SHRS Faculty, Staff and Students:
Over the past several weeks, our nation has tragically witnessed history repeat itself. The string of recent events explicitly and publicly showing violent acts of racism and blatant disregard for the lives of Black men and women is sadly nothing new in America. The murders of George Floyd, Ahmad Aubery, Breonna Taylor and Rayshard Brooks (who was shot and killed in Atlanta just one week ago today) are some of the few heinous crimes committed against African Americans not only during this decade but since the colonization of our country.
NOW is the time for action at SHRS. We have reached the point where we must overcome barriers and ongoing challenges to combat inequality in both higher education and health care. We are pleased to announce that SHRS has adopted a Framework for School-Wide Action Addressing Diversity, Equity and Inclusion. The school-wide plan:
- outlines steps to create an action-forward organizational structure including a steering committee, advisory council and working groups
- provides a preliminary list of barriers and challenges that must be expanded and addressed further
- sets processes to establish meaningful and measurable goals
- highlights potential action items and next steps to realize timely and on-going solutions

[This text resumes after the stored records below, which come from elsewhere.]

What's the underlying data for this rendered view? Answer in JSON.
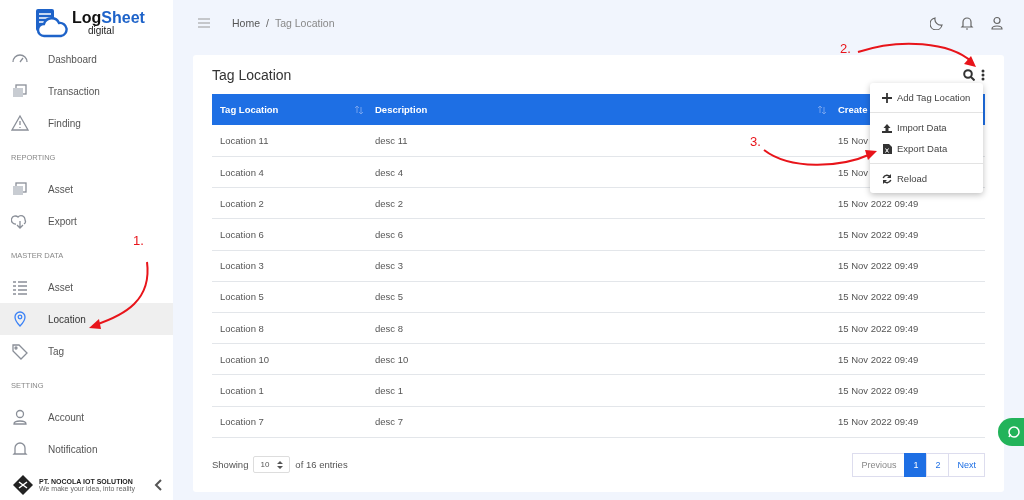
{
  "brand": {
    "name_start": "Log",
    "name_end": "Sheet",
    "sub": "digital"
  },
  "sidebar": {
    "sections": [
      {
        "items": [
          {
            "label": "Dashboard",
            "selected": false
          },
          {
            "label": "Transaction",
            "selected": false
          },
          {
            "label": "Finding",
            "selected": false
          }
        ]
      },
      {
        "heading": "REPORTING",
        "items": [
          {
            "label": "Asset",
            "selected": false
          },
          {
            "label": "Export",
            "selected": false
          }
        ]
      },
      {
        "heading": "MASTER DATA",
        "items": [
          {
            "label": "Asset",
            "selected": false
          },
          {
            "label": "Location",
            "selected": true
          },
          {
            "label": "Tag",
            "selected": false
          }
        ]
      },
      {
        "heading": "SETTING",
        "items": [
          {
            "label": "Account",
            "selected": false
          },
          {
            "label": "Notification",
            "selected": false
          }
        ]
      }
    ],
    "footer": {
      "company": "PT. NOCOLA IOT SOLUTION",
      "tagline": "We make your idea, into reality"
    }
  },
  "breadcrumb": {
    "items": [
      "Home",
      "Tag Location"
    ],
    "separator": "/"
  },
  "card": {
    "title": "Tag Location",
    "columns": [
      "Tag Location",
      "Description",
      "Create"
    ],
    "rows": [
      [
        "Location 11",
        "desc 11",
        "15 Nov"
      ],
      [
        "Location 4",
        "desc 4",
        "15 Nov"
      ],
      [
        "Location 2",
        "desc 2",
        "15 Nov 2022 09:49"
      ],
      [
        "Location 6",
        "desc 6",
        "15 Nov 2022 09:49"
      ],
      [
        "Location 3",
        "desc 3",
        "15 Nov 2022 09:49"
      ],
      [
        "Location 5",
        "desc 5",
        "15 Nov 2022 09:49"
      ],
      [
        "Location 8",
        "desc 8",
        "15 Nov 2022 09:49"
      ],
      [
        "Location 10",
        "desc 10",
        "15 Nov 2022 09:49"
      ],
      [
        "Location 1",
        "desc 1",
        "15 Nov 2022 09:49"
      ],
      [
        "Location 7",
        "desc 7",
        "15 Nov 2022 09:49"
      ]
    ],
    "menu": [
      [
        "Add Tag Location"
      ],
      [
        "Import Data",
        "Export Data"
      ],
      [
        "Reload"
      ]
    ],
    "showing": {
      "before": "Showing",
      "page_size": "10",
      "after": "of 16 entries"
    },
    "pagination": [
      {
        "label": "Previous",
        "selected": false,
        "disabled": true
      },
      {
        "label": "1",
        "selected": true,
        "disabled": false
      },
      {
        "label": "2",
        "selected": false,
        "disabled": false
      },
      {
        "label": "Next",
        "selected": false,
        "disabled": false
      }
    ]
  },
  "annotations": [
    "1.",
    "2.",
    "3."
  ]
}
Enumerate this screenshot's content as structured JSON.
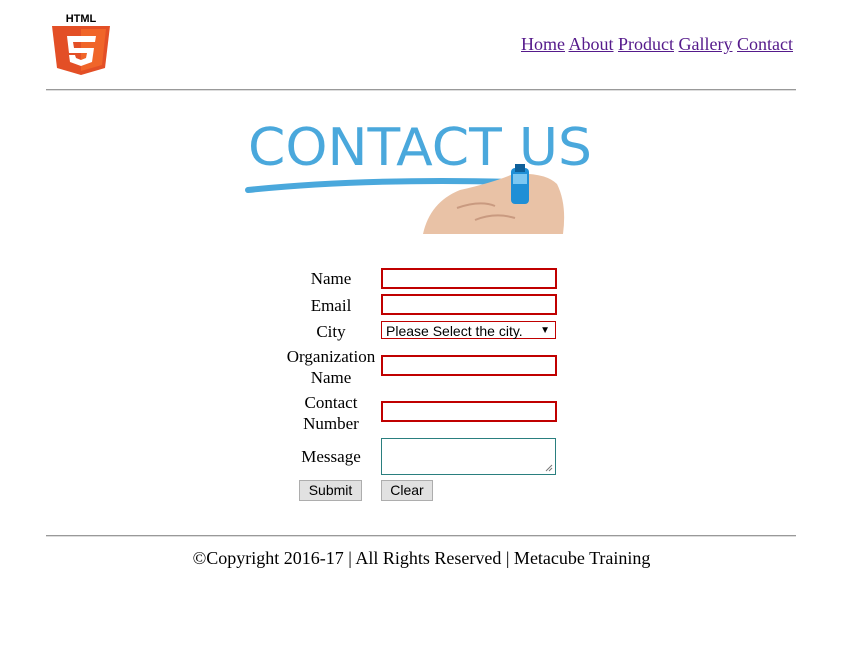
{
  "logo": {
    "text": "HTML",
    "digit": "5"
  },
  "nav": {
    "items": [
      "Home",
      "About",
      "Product",
      "Gallery",
      "Contact"
    ]
  },
  "banner": {
    "text": "CONTACT US"
  },
  "form": {
    "name_label": "Name",
    "email_label": "Email",
    "city_label": "City",
    "org_label_line1": "Organization",
    "org_label_line2": "Name",
    "contact_label_line1": "Contact",
    "contact_label_line2": "Number",
    "message_label": "Message",
    "city_selected": "Please Select the city.",
    "submit_label": "Submit",
    "clear_label": "Clear"
  },
  "colors": {
    "invalid_border": "#c00000",
    "link": "#551a8b",
    "banner_blue": "#4aa8dc",
    "html5_orange": "#e34f26"
  },
  "footer": {
    "text": "©Copyright 2016-17 | All Rights Reserved | Metacube Training"
  }
}
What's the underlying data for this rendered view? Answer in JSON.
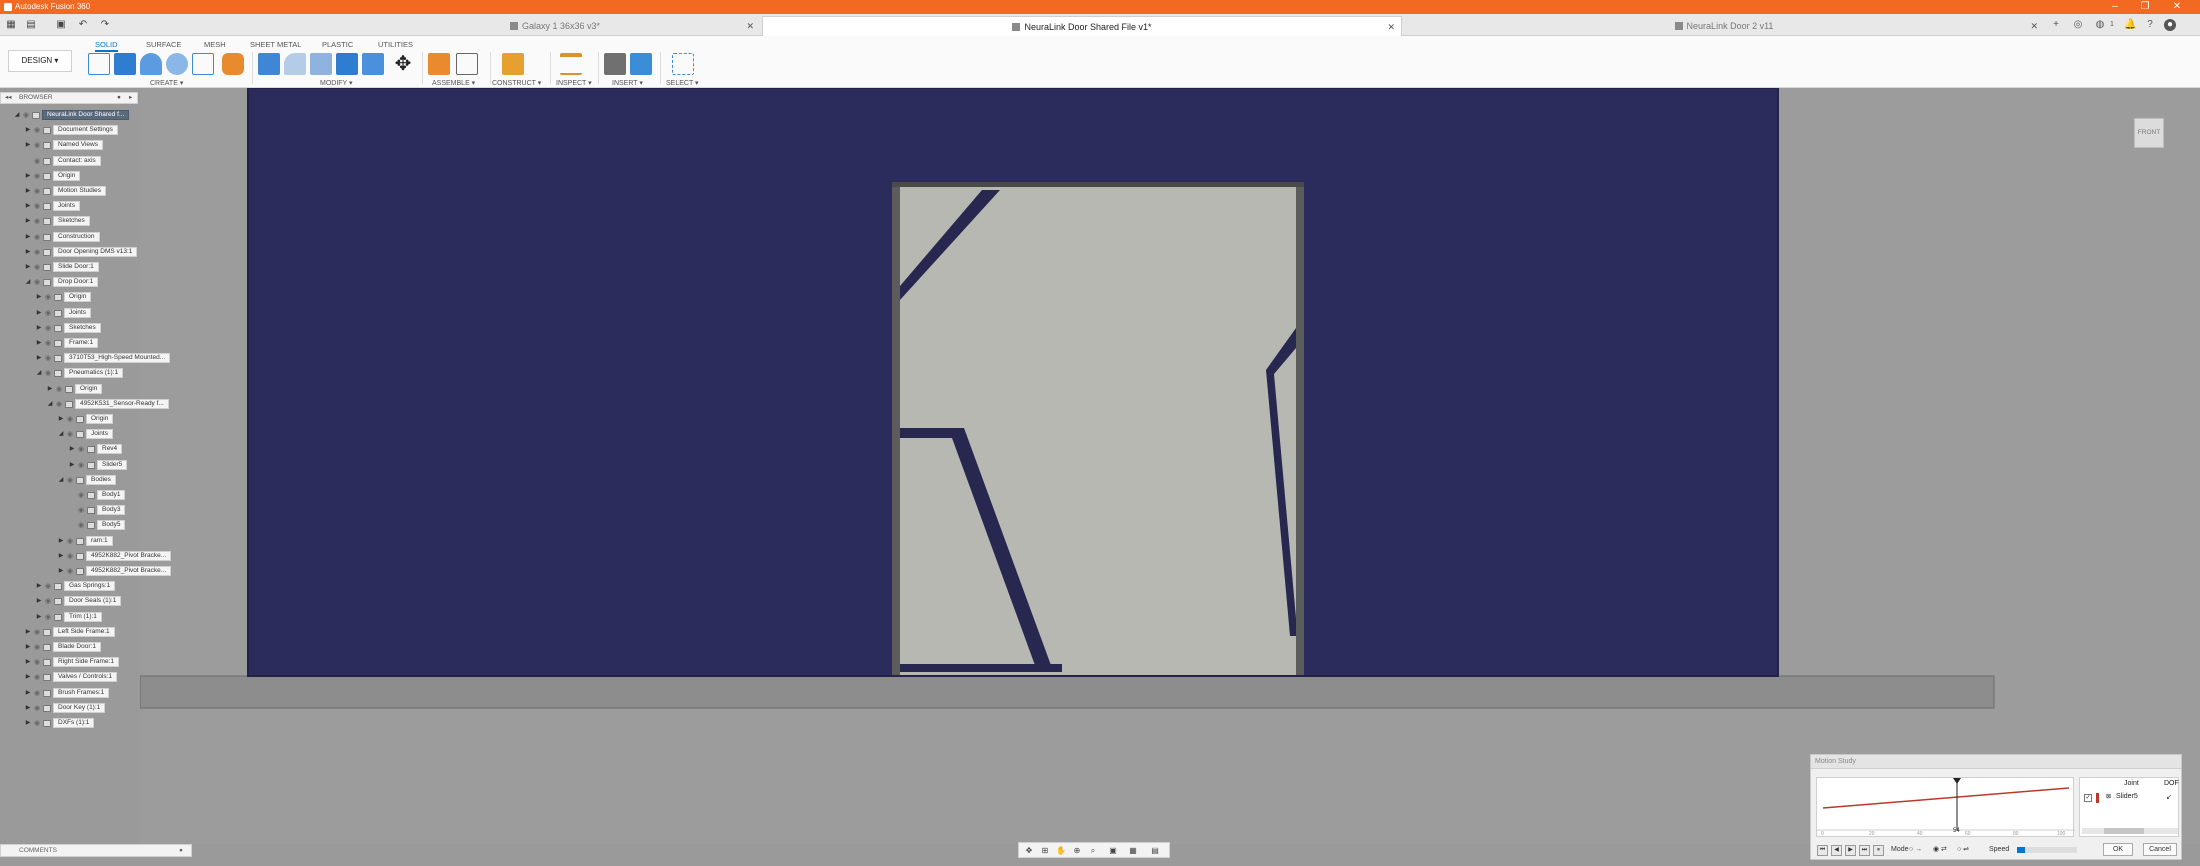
{
  "app": {
    "title": "Autodesk Fusion 360"
  },
  "tabs": [
    {
      "label": "Galaxy 1 36x36 v3*",
      "active": false
    },
    {
      "label": "NeuraLink Door Shared File v1*",
      "active": true
    },
    {
      "label": "NeuraLink Door 2 v11",
      "active": false
    }
  ],
  "right_icons": {
    "notifications_count": "1"
  },
  "toolbar": {
    "workspace": "DESIGN ▾",
    "tabs": [
      "SOLID",
      "SURFACE",
      "MESH",
      "SHEET METAL",
      "PLASTIC",
      "UTILITIES"
    ],
    "groups": [
      "CREATE ▾",
      "MODIFY ▾",
      "ASSEMBLE ▾",
      "CONSTRUCT ▾",
      "INSPECT ▾",
      "INSERT ▾",
      "SELECT ▾"
    ]
  },
  "browser": {
    "title": "BROWSER",
    "items": [
      {
        "label": "NeuraLink Door Shared f...",
        "level": 0,
        "expanded": true,
        "root": true
      },
      {
        "label": "Document Settings",
        "level": 1,
        "expanded": false
      },
      {
        "label": "Named Views",
        "level": 1,
        "expanded": false
      },
      {
        "label": "Contact: axis",
        "level": 1,
        "expanded": null
      },
      {
        "label": "Origin",
        "level": 1,
        "expanded": false
      },
      {
        "label": "Motion Studies",
        "level": 1,
        "expanded": false
      },
      {
        "label": "Joints",
        "level": 1,
        "expanded": false
      },
      {
        "label": "Sketches",
        "level": 1,
        "expanded": false
      },
      {
        "label": "Construction",
        "level": 1,
        "expanded": false
      },
      {
        "label": "Door Opening DMS v13:1",
        "level": 1,
        "expanded": false
      },
      {
        "label": "Slide Door:1",
        "level": 1,
        "expanded": false
      },
      {
        "label": "Drop Door:1",
        "level": 1,
        "expanded": true
      },
      {
        "label": "Origin",
        "level": 2,
        "expanded": false
      },
      {
        "label": "Joints",
        "level": 2,
        "expanded": false
      },
      {
        "label": "Sketches",
        "level": 2,
        "expanded": false
      },
      {
        "label": "Frame:1",
        "level": 2,
        "expanded": false
      },
      {
        "label": "3710T53_High-Speed Mounted...",
        "level": 2,
        "expanded": false
      },
      {
        "label": "Pneumatics (1):1",
        "level": 2,
        "expanded": true
      },
      {
        "label": "Origin",
        "level": 3,
        "expanded": false
      },
      {
        "label": "4952K531_Sensor-Ready f...",
        "level": 3,
        "expanded": true
      },
      {
        "label": "Origin",
        "level": 4,
        "expanded": false
      },
      {
        "label": "Joints",
        "level": 4,
        "expanded": true
      },
      {
        "label": "Rev4",
        "level": 5,
        "expanded": false
      },
      {
        "label": "Slider5",
        "level": 5,
        "expanded": false
      },
      {
        "label": "Bodies",
        "level": 4,
        "expanded": true
      },
      {
        "label": "Body1",
        "level": 5,
        "expanded": null
      },
      {
        "label": "Body3",
        "level": 5,
        "expanded": null
      },
      {
        "label": "Body5",
        "level": 5,
        "expanded": null
      },
      {
        "label": "ram:1",
        "level": 4,
        "expanded": false
      },
      {
        "label": "4952K882_Pivot Bracke...",
        "level": 4,
        "expanded": false
      },
      {
        "label": "4952K882_Pivot Bracke...",
        "level": 4,
        "expanded": false
      },
      {
        "label": "Gas Springs:1",
        "level": 2,
        "expanded": false
      },
      {
        "label": "Door Seals (1):1",
        "level": 2,
        "expanded": false
      },
      {
        "label": "Trim (1):1",
        "level": 2,
        "expanded": false
      },
      {
        "label": "Left Side Frame:1",
        "level": 1,
        "expanded": false
      },
      {
        "label": "Blade Door:1",
        "level": 1,
        "expanded": false
      },
      {
        "label": "Right Side Frame:1",
        "level": 1,
        "expanded": false
      },
      {
        "label": "Valves / Controls:1",
        "level": 1,
        "expanded": false
      },
      {
        "label": "Brush Frames:1",
        "level": 1,
        "expanded": false
      },
      {
        "label": "Door Key (1):1",
        "level": 1,
        "expanded": false
      },
      {
        "label": "DXFs (1):1",
        "level": 1,
        "expanded": false
      }
    ]
  },
  "viewcube": {
    "face": "FRONT"
  },
  "comments": {
    "title": "COMMENTS"
  },
  "motion_study": {
    "title": "Motion Study",
    "playhead": "54",
    "axis_ticks": [
      "0",
      "20",
      "40",
      "60",
      "80",
      "100"
    ],
    "table_headers": [
      "Joint",
      "DOF"
    ],
    "joint_row": "Slider5",
    "mode_label": "Mode",
    "speed_label": "Speed",
    "ok_label": "OK",
    "cancel_label": "Cancel"
  },
  "colors": {
    "titlebar": "#f26a21",
    "wall": "#2b2b5c",
    "accent": "#0a74c9",
    "motion_line": "#b83a2a"
  }
}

The plan calls for far-reaching participation from our faculty, staff and students as well as alumni and community members. If you have interest in serving on a working group or assisting in other ways, please email Patty Kummick, executive director of Internal & External Relations, expressing your desire to participate. As the school-wide plan takes shape, programs and departments will be encouraged to support and supplement SHRS’ plan with their own initiatives and actions. In this way, we all will be positioned to respond in a singular voice with a clear, strong message.
Making our announcement to you today holds great significance. Many of us may not be aware that it was more than two years after President Abraham Lincoln issued the Emancipation Proclamation that all slaves in America were informed of their freedom. On this day in 1865, enslaved Black men, women and children in Texas finally received official word regarding their independence. Today, 155 years later, June 19 is commemorated and known as “Juneteenth.” Not yet a national day of remembrance, in Pennsylvania the holiday is officially recognized as “Juneteenth National Freedom Day.”
Just as recent and ongoing protests appear to be driving conversations about ideas for real and meaningful change in America, we also need to start recognizing and relating to the true and significant markers of our history. Only then will these changes become permanent staples of our daily lives. Juneteenth marks an end to more than 240 years of Black slavery in America. While all of us should take time to celebrate this day, we should also consider what still must be done to eradicate racism in our country, our city and our immediate surroundings.
Anthony Delitto, Dean
Patty Kummick, Executive Director, Internal and External Relations
Anthony Delitto, PT, Ph.D, FAPTA
Professor and Dean, SHRS
4029 Forbes Tower
Pittsburgh, PA 15260
Internal and External Relations
University of Pittsburgh
School of Health and Rehabilitation Sciences
4054 Forbes Tower
Pittsburgh, PA 15260